JACKSONVILLE, Fla. – As the impact of the opioid epidemic continues to challenge the city, the Jacksonville Fire and Rescue Department is asking for an extra $200,000 to prevent a possible shortfall in rescue transport medication.
The medication would cover supplies such as Narcan, the drug making headlines recently because it's used to reverse overdoses.
Though $200,000 may not seem like a lot of money, it is critical funding that could help JFRD keep up with the demand of treating drug overdoses.
According to city records, the money would go toward rescue transport medications, such as Narcan.
Wednesday night, the mayor's budget review committee decided to allow the request to move forward. Now City Council will vote to approve or deny the $200,000.
It comes at a time when the city is fighting the opioid epidemic from different angles. Jacksonville City Councilman Bill Gulliford is pleading with the public to take the epidemic seriously.
The medical examiner's office has seen overdose deaths double in one year. A $1.5 million pilot program has been approved that would help rehabilitate overdose patients.
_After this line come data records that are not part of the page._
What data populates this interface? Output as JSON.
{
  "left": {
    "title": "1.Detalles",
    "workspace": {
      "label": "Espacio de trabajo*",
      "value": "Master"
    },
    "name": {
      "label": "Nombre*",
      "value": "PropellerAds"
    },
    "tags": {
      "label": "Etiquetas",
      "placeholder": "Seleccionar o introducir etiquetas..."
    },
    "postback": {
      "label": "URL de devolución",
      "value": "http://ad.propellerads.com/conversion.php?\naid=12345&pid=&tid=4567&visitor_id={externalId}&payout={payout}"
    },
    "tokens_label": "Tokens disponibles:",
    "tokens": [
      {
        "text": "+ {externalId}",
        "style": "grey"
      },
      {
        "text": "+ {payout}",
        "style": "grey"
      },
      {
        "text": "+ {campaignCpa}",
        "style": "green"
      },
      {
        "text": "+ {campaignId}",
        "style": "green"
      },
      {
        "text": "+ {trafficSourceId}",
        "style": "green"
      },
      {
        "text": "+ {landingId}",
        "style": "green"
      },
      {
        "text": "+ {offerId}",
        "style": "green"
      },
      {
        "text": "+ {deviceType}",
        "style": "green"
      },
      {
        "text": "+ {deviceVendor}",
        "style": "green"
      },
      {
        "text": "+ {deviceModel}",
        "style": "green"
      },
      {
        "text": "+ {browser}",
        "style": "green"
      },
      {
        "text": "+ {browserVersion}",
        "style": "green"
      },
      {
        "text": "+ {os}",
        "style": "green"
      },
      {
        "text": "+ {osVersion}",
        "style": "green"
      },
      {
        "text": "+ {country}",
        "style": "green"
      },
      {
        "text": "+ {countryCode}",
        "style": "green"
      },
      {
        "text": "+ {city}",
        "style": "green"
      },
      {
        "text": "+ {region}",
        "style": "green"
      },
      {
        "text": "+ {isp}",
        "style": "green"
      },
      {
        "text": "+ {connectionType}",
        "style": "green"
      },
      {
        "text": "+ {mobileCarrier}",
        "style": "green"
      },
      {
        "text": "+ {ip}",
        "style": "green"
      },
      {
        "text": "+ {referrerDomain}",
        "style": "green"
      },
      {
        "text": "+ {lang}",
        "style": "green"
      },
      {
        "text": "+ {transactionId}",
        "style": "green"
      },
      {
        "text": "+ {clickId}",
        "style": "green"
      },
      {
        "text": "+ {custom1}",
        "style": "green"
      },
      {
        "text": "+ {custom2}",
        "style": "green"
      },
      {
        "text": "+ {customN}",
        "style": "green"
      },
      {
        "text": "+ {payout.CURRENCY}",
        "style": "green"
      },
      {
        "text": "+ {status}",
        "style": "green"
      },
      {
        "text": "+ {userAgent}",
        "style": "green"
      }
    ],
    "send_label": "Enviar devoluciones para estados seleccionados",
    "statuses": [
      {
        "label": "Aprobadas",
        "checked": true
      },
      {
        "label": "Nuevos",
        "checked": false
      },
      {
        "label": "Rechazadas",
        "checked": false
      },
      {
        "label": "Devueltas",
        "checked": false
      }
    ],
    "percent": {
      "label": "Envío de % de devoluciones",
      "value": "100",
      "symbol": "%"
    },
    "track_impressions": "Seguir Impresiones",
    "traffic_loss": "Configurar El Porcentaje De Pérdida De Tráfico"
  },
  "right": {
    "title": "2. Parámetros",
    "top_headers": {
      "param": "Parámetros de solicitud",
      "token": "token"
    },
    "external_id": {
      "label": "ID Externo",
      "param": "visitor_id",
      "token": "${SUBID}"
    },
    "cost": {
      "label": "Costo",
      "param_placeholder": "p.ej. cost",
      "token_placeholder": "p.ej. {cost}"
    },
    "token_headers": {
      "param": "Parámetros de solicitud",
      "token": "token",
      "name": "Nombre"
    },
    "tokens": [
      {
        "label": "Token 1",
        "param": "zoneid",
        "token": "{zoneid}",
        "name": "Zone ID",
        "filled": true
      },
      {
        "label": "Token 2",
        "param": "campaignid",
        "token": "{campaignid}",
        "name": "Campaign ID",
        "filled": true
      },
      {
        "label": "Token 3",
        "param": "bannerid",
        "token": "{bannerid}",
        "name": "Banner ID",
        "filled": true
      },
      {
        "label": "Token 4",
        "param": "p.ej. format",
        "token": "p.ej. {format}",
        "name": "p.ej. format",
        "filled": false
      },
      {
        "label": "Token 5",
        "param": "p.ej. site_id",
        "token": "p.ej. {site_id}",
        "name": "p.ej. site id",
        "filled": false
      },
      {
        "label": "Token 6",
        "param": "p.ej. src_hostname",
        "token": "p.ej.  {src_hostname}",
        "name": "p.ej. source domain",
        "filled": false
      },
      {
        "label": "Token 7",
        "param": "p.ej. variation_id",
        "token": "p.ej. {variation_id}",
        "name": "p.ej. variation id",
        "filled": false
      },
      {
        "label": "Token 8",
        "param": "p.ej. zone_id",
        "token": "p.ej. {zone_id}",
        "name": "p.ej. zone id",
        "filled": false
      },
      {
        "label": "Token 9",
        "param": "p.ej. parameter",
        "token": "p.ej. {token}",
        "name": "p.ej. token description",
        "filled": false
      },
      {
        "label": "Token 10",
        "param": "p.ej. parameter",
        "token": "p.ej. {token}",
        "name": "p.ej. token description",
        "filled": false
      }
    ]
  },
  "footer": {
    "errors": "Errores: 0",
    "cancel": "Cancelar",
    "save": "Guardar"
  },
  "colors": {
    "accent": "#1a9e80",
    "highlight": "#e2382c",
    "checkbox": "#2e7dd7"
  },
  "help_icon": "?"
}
Narcan has become more expensive in the past seven years, too. According to JFRD, in 2013 its cost was about $14.50. In 2016, it went up to approximately $36.15.
Gov. Rick Scott will host a ceremonial bill signing Thursday in Orlando for HB 477, which creates new penalties and enhances existing penalties relating to synthetic opioid drugs, including fentanyl.